Please copy each line of the records below that includes the word "arrow".

--- START ---

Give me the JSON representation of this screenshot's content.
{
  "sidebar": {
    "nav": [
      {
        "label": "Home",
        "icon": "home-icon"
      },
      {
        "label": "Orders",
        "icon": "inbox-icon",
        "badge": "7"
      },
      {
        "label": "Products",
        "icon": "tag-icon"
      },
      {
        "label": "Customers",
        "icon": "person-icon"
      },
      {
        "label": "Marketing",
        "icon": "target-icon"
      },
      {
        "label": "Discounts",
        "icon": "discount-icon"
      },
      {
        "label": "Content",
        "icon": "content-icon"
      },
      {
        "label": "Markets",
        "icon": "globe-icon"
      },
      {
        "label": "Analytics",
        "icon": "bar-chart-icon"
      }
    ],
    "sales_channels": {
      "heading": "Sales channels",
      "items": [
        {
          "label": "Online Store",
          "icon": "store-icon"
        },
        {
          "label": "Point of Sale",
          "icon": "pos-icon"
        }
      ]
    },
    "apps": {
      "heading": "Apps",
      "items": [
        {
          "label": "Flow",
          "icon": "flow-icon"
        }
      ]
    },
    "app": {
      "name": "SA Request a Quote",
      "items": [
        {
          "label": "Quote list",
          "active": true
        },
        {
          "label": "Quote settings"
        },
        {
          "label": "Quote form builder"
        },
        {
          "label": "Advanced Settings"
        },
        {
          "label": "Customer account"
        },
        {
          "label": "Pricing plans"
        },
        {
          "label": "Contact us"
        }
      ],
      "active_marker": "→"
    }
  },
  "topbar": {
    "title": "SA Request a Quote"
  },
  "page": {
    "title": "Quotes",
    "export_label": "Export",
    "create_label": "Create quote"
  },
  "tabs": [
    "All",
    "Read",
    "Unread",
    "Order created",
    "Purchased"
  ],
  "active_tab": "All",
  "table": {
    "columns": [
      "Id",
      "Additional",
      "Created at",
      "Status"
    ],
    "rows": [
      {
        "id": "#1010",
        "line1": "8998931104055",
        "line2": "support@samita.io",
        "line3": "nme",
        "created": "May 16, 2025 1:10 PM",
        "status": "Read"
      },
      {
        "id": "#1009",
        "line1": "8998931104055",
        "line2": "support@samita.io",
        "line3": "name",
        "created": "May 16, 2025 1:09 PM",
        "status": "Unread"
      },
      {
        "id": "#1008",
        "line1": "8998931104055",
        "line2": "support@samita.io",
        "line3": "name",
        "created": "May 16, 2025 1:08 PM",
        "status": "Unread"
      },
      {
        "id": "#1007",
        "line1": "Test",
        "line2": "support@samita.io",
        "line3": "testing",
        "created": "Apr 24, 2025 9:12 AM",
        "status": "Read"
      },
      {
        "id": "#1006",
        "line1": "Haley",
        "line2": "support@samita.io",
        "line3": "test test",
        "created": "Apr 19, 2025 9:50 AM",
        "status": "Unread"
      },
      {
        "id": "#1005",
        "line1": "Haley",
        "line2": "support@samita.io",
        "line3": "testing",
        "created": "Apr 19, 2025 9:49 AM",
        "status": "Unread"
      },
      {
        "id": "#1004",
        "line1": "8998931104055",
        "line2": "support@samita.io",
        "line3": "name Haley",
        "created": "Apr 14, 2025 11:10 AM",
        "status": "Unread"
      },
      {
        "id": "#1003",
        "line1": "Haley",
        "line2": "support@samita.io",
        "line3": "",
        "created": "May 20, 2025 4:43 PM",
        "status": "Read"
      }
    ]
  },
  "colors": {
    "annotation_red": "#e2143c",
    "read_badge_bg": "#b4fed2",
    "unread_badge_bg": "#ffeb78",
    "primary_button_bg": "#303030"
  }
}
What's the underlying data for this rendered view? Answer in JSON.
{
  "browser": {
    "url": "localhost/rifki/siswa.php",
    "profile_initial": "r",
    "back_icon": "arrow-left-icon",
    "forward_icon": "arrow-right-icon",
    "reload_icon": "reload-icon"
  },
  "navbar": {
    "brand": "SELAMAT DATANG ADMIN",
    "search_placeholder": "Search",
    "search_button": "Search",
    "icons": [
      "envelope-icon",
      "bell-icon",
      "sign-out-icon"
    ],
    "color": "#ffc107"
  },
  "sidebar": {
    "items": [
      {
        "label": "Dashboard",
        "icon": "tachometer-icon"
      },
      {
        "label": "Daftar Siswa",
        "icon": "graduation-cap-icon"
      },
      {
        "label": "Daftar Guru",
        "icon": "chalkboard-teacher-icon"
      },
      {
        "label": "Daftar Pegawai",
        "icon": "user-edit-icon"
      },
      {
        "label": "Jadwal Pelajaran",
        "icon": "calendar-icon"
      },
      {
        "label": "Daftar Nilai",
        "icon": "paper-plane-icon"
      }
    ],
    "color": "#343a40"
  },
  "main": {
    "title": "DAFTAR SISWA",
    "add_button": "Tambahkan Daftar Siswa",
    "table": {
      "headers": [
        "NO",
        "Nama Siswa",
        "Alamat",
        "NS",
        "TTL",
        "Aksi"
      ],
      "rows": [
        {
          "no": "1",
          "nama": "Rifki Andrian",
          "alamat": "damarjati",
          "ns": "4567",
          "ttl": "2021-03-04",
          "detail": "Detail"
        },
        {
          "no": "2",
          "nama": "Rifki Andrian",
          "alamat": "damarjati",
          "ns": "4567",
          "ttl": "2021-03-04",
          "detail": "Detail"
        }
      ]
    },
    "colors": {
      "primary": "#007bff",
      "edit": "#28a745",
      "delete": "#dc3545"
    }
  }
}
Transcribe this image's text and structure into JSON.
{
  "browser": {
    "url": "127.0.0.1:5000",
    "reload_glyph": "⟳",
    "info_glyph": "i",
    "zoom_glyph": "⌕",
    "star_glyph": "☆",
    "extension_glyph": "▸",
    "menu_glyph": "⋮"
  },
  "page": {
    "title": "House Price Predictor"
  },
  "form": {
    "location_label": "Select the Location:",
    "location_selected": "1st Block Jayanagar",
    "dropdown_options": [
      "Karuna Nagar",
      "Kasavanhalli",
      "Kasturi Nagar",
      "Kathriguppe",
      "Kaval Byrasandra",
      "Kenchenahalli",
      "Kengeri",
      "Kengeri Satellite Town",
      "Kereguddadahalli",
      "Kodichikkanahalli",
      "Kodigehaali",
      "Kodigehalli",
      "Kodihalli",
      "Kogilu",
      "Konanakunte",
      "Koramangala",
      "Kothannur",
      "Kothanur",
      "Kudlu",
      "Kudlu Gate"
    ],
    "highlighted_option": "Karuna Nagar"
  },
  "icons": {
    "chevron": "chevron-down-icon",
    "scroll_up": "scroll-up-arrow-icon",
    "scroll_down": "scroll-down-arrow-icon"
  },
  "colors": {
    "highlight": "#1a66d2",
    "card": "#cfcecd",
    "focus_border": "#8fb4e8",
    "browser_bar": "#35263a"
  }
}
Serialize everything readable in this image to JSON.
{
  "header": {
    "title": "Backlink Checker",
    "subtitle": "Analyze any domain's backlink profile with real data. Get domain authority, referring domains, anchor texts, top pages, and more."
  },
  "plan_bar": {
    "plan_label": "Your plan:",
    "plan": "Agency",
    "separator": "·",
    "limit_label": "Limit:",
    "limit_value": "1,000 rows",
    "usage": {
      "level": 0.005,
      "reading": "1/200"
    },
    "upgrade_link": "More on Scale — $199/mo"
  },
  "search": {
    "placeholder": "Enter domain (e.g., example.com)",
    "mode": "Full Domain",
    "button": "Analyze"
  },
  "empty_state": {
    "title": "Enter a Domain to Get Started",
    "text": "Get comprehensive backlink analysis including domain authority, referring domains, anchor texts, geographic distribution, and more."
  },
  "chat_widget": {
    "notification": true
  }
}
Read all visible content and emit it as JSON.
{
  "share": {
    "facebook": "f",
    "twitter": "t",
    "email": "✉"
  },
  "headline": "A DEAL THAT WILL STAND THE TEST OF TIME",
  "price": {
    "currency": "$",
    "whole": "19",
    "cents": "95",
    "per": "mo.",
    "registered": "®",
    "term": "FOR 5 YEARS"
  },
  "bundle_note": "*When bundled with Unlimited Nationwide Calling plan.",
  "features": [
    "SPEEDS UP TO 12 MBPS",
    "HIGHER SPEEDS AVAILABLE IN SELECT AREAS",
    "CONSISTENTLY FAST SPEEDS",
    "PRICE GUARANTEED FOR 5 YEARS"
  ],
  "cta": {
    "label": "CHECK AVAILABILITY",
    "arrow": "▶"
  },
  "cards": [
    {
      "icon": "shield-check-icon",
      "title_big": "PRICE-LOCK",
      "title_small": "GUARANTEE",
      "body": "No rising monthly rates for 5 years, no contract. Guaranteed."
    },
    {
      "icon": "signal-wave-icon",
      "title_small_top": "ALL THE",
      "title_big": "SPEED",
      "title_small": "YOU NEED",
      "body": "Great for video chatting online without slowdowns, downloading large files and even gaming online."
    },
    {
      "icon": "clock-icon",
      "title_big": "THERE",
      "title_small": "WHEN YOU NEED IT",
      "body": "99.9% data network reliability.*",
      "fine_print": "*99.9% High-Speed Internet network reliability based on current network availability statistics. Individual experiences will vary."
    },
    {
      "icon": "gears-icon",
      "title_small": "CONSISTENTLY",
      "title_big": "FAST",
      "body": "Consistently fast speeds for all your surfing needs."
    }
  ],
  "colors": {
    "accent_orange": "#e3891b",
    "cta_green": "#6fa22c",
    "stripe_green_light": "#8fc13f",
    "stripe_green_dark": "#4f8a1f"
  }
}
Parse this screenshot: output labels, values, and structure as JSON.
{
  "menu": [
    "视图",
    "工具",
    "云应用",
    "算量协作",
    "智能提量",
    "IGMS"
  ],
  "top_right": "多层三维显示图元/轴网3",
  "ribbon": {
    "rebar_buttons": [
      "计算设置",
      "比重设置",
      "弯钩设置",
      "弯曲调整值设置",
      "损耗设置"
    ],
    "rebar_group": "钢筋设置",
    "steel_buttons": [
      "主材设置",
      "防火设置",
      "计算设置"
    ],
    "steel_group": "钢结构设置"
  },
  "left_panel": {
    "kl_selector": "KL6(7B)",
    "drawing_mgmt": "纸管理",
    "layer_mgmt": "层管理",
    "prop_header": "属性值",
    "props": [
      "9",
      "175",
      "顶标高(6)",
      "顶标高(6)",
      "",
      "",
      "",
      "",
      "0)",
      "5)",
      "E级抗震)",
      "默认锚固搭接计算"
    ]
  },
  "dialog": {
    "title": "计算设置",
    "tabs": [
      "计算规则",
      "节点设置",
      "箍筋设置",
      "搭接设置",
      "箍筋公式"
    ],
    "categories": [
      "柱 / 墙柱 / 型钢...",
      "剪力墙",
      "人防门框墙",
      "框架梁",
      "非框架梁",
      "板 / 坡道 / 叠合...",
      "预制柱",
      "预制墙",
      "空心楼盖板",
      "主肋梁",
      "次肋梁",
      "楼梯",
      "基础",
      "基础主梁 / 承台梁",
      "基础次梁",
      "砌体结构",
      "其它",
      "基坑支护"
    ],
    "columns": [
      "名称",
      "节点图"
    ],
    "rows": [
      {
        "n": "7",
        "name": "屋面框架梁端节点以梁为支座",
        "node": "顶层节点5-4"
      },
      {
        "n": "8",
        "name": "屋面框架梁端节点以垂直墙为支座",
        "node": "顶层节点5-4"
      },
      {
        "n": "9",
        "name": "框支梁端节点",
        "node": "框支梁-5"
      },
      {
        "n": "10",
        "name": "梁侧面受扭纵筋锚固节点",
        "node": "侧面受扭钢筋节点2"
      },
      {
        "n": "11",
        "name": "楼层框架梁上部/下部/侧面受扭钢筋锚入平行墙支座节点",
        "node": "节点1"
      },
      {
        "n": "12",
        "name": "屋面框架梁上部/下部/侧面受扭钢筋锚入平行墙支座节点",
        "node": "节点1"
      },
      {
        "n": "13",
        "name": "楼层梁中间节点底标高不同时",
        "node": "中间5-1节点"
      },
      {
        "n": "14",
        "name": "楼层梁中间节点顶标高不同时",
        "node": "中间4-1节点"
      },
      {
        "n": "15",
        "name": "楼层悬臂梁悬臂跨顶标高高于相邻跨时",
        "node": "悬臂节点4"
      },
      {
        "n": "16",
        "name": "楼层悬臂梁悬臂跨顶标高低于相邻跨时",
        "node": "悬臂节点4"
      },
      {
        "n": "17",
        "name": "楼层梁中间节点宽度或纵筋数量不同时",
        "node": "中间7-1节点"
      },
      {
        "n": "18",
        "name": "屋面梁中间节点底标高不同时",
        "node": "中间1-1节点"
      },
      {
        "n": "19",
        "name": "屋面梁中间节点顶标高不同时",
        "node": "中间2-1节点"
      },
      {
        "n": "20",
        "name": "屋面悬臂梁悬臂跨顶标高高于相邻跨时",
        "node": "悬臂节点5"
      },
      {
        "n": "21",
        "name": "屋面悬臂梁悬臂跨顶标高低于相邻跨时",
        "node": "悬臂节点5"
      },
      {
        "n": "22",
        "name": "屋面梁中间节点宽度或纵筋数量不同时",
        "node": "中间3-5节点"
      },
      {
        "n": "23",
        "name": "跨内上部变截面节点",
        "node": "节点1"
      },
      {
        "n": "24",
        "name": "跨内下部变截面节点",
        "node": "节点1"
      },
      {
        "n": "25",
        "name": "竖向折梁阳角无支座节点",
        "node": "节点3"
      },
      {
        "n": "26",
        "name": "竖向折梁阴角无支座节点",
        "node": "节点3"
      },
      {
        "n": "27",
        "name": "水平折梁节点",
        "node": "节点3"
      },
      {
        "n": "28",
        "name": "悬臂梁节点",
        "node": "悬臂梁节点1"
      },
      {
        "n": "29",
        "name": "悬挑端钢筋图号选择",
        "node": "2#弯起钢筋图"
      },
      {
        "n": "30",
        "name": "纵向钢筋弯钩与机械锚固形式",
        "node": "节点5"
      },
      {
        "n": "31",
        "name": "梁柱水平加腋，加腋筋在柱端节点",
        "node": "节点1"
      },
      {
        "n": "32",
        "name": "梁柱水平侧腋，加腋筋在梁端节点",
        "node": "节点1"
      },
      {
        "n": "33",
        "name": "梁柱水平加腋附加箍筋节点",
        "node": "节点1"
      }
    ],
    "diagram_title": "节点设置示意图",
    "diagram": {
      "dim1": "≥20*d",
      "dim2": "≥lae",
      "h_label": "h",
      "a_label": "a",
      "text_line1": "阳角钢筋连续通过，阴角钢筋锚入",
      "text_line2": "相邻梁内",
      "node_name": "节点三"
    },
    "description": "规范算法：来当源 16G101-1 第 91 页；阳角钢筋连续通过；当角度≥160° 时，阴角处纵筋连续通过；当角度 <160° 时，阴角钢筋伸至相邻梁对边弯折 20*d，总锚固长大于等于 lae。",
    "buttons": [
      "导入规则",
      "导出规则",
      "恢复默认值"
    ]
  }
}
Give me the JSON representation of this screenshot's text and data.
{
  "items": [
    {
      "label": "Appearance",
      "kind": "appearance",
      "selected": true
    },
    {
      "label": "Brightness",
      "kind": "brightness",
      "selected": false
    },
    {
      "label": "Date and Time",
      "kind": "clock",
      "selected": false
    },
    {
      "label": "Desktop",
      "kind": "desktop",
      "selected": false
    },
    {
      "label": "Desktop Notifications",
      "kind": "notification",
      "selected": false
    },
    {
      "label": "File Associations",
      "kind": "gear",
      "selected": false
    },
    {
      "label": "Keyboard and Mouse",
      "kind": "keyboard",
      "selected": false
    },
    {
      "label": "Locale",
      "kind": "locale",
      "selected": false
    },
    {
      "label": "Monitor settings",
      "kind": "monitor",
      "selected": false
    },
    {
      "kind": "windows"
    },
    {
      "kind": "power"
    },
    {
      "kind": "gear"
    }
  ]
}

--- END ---

#### [Answer for this exercise]
    "back_icon": "arrow-left-icon",
    "forward_icon": "arrow-right-icon",
    "scroll_up": "scroll-up-arrow-icon",
    "scroll_down": "scroll-down-arrow-icon"
    "arrow": "▶"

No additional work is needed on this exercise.